• 10.30.15

Facebook Makes Minor Tweaks To “Real Name” Policy

Though Facebook still stands firm on its policy, the social network is allowing users to provide greater context for their name choice.

Facebook Makes Minor Tweaks To “Real Name” Policy
[Photo: Rawpixel via Shutterstock]

Facebook has responded to a letter signed by a the Electronic Frontier Foundation, Human Rights Watch, and ACLU of California, requesting that it change its controversial “real name policy,” which requires that people use their legal name on Facebook. The groups argue that the policy is culturally biased against people who are transgender, have safety concerns about using their real names, or have legal names that don’t meet Facebook’s standard of “real names.”


While the company still won’t commit to allowing pseudonyms, it has decided to introduce process improvements for those who are unfairly removed from the service for using a name by which people know them.

When it removes people from the service for not using their real name, Facebook requires confirmation of their names in order to reinstate the account. Now, the social network will provide the option of adding context and details to their cases. “This should help our Community Operations team better understand the situation,” Alex Schultz, Facebook’s VP of growth, wrote in a letter released today. “It will also help us better understand the reasons why people can’t currently confirm their name, informing potential changes we make in the future.”

Facebook will also require users who flag profiles that allegedly don’t use “real” names to explain why they are reporting the profiles in question. This is intended to prevent people from misusing the reporting feature as a way to silence or harass people.

Last summer, Google, which previously had a policy similar to Facebook’s, opted to allow users to create Google+ profiles under another name.

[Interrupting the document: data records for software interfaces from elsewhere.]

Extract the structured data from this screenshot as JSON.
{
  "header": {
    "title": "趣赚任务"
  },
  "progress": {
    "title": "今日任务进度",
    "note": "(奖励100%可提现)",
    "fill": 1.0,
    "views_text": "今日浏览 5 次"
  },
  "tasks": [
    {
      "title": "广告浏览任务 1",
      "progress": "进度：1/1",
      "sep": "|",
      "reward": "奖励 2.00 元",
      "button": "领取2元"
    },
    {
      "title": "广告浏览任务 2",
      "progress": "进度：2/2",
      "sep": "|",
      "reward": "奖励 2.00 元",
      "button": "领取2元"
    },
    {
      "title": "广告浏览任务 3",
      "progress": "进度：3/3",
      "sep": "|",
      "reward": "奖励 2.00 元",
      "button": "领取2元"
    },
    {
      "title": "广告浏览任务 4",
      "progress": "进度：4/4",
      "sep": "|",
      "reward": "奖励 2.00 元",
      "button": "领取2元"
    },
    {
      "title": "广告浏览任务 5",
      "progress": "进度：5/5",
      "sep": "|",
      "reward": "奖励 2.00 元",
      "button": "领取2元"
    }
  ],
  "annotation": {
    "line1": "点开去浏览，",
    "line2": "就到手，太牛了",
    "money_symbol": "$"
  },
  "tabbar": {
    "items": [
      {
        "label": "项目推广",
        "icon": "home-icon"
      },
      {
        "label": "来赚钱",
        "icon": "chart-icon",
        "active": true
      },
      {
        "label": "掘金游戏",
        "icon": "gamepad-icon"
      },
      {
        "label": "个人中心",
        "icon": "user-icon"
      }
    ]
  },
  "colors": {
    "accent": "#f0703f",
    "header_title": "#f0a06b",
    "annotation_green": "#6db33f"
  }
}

[via BuzzFeed]

About the author

Sarah Kessler is a senior writer at Fast Company, where she writes about the on-demand/gig/sharing "economies" and the future of work.